> **REQUIREMENT**
Every entry should be copied exactly, with nothing added or dropped.

> **INPUT MATERIAL**
◆ ◆ ◆ ◆
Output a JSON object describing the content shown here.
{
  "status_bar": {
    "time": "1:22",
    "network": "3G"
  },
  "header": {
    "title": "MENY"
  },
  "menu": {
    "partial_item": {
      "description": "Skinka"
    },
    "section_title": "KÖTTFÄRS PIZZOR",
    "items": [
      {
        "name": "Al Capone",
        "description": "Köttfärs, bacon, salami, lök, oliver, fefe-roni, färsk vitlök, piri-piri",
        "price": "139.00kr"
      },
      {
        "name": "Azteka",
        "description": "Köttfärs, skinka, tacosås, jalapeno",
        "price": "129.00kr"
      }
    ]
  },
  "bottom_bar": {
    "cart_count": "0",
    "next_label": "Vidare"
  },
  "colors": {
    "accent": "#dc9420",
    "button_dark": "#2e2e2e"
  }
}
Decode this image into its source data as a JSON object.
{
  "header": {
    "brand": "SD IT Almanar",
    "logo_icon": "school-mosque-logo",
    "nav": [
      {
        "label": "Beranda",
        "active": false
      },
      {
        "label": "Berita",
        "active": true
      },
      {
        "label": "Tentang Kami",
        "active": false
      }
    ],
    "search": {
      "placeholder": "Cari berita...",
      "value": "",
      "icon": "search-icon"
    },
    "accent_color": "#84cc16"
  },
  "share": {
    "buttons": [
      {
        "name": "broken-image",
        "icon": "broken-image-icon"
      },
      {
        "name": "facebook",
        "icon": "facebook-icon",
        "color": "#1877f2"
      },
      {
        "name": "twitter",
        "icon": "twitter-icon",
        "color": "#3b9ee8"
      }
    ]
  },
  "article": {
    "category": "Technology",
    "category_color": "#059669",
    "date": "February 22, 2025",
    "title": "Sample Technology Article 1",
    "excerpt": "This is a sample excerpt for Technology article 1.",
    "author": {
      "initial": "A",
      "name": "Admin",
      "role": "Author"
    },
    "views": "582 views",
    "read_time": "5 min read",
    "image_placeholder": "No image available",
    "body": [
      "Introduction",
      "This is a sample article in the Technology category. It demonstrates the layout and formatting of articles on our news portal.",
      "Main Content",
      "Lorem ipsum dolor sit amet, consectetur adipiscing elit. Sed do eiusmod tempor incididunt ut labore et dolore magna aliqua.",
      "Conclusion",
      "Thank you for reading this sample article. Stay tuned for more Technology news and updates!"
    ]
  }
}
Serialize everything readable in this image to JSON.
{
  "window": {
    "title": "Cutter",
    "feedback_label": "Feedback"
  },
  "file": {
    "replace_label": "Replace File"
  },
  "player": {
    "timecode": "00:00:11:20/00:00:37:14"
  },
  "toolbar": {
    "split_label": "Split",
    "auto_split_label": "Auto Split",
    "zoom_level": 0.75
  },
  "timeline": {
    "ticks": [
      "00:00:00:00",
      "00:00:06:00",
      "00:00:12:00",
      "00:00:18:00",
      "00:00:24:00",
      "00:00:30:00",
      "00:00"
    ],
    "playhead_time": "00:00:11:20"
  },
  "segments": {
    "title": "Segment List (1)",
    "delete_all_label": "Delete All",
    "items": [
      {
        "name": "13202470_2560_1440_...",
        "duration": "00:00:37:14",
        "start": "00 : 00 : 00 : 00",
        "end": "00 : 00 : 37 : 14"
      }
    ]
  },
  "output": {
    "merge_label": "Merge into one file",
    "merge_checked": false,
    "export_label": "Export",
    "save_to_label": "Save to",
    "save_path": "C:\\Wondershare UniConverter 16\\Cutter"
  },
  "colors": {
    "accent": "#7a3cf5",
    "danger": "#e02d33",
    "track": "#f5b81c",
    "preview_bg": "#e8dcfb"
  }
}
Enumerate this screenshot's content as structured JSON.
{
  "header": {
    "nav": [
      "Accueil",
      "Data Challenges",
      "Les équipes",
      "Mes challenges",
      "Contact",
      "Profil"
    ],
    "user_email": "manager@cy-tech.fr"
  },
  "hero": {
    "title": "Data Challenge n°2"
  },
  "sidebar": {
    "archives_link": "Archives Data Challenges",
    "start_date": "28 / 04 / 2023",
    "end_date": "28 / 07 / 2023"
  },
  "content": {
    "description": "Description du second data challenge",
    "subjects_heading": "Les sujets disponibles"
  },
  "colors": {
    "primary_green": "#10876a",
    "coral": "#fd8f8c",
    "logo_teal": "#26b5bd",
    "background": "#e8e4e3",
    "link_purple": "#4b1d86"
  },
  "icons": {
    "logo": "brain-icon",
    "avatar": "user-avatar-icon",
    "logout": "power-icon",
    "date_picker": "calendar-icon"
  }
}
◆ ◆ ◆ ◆
> **OUTPUT FOR THIS EXERCISE**
Output a JSON object describing the content shown here.
{
  "status_bar": {
    "time": "1:22",
    "network": "3G"
  },
  "header": {
    "title": "MENY"
  },
  "menu": {
    "partial_item": {
      "description": "Skinka"
    },
    "section_title": "KÖTTFÄRS PIZZOR",
    "items": [
      {
        "name": "Al Capone",
        "description": "Köttfärs, bacon, salami, lök, oliver, fefe-roni, färsk vitlök, piri-piri",
        "price": "139.00kr"
      },
      {
        "name": "Azteka",
        "description": "Köttfärs, skinka, tacosås, jalapeno",
        "price": "129.00kr"
      }
    ]
  },
  "bottom_bar": {
    "cart_count": "0",
    "next_label": "Vidare"
  },
  "colors": {
    "accent": "#dc9420",
    "button_dark": "#2e2e2e"
  }
}
Decode this image into its source data as a JSON object.
{
  "header": {
    "brand": "SD IT Almanar",
    "logo_icon": "school-mosque-logo",
    "nav": [
      {
        "label": "Beranda",
        "active": false
      },
      {
        "label": "Berita",
        "active": true
      },
      {
        "label": "Tentang Kami",
        "active": false
      }
    ],
    "search": {
      "placeholder": "Cari berita...",
      "value": "",
      "icon": "search-icon"
    },
    "accent_color": "#84cc16"
  },
  "share": {
    "buttons": [
      {
        "name": "broken-image",
        "icon": "broken-image-icon"
      },
      {
        "name": "facebook",
        "icon": "facebook-icon",
        "color": "#1877f2"
      },
      {
        "name": "twitter",
        "icon": "twitter-icon",
        "color": "#3b9ee8"
      }
    ]
  },
  "article": {
    "category": "Technology",
    "category_color": "#059669",
    "date": "February 22, 2025",
    "title": "Sample Technology Article 1",
    "excerpt": "This is a sample excerpt for Technology article 1.",
    "author": {
      "initial": "A",
      "name": "Admin",
      "role": "Author"
    },
    "views": "582 views",
    "read_time": "5 min read",
    "image_placeholder": "No image available",
    "body": [
      "Introduction",
      "This is a sample article in the Technology category. It demonstrates the layout and formatting of articles on our news portal.",
      "Main Content",
      "Lorem ipsum dolor sit amet, consectetur adipiscing elit. Sed do eiusmod tempor incididunt ut labore et dolore magna aliqua.",
      "Conclusion",
      "Thank you for reading this sample article. Stay tuned for more Technology news and updates!"
    ]
  }
}
Serialize everything readable in this image to JSON.
{
  "window": {
    "title": "Cutter",
    "feedback_label": "Feedback"
  },
  "file": {
    "replace_label": "Replace File"
  },
  "player": {
    "timecode": "00:00:11:20/00:00:37:14"
  },
  "toolbar": {
    "split_label": "Split",
    "auto_split_label": "Auto Split",
    "zoom_level": 0.75
  },
  "timeline": {
    "ticks": [
      "00:00:00:00",
      "00:00:06:00",
      "00:00:12:00",
      "00:00:18:00",
      "00:00:24:00",
      "00:00:30:00",
      "00:00"
    ],
    "playhead_time": "00:00:11:20"
  },
  "segments": {
    "title": "Segment List (1)",
    "delete_all_label": "Delete All",
    "items": [
      {
        "name": "13202470_2560_1440_...",
        "duration": "00:00:37:14",
        "start": "00 : 00 : 00 : 00",
        "end": "00 : 00 : 37 : 14"
      }
    ]
  },
  "output": {
    "merge_label": "Merge into one file",
    "merge_checked": false,
    "export_label": "Export",
    "save_to_label": "Save to",
    "save_path": "C:\\Wondershare UniConverter 16\\Cutter"
  },
  "colors": {
    "accent": "#7a3cf5",
    "danger": "#e02d33",
    "track": "#f5b81c",
    "preview_bg": "#e8dcfb"
  }
}
Enumerate this screenshot's content as structured JSON.
{
  "header": {
    "nav": [
      "Accueil",
      "Data Challenges",
      "Les équipes",
      "Mes challenges",
      "Contact",
      "Profil"
    ],
    "user_email": "manager@cy-tech.fr"
  },
  "hero": {
    "title": "Data Challenge n°2"
  },
  "sidebar": {
    "archives_link": "Archives Data Challenges",
    "start_date": "28 / 04 / 2023",
    "end_date": "28 / 07 / 2023"
  },
  "content": {
    "description": "Description du second data challenge",
    "subjects_heading": "Les sujets disponibles"
  },
  "colors": {
    "primary_green": "#10876a",
    "coral": "#fd8f8c",
    "logo_teal": "#26b5bd",
    "background": "#e8e4e3",
    "link_purple": "#4b1d86"
  },
  "icons": {
    "logo": "brain-icon",
    "avatar": "user-avatar-icon",
    "logout": "power-icon",
    "date_picker": "calendar-icon"
  }
}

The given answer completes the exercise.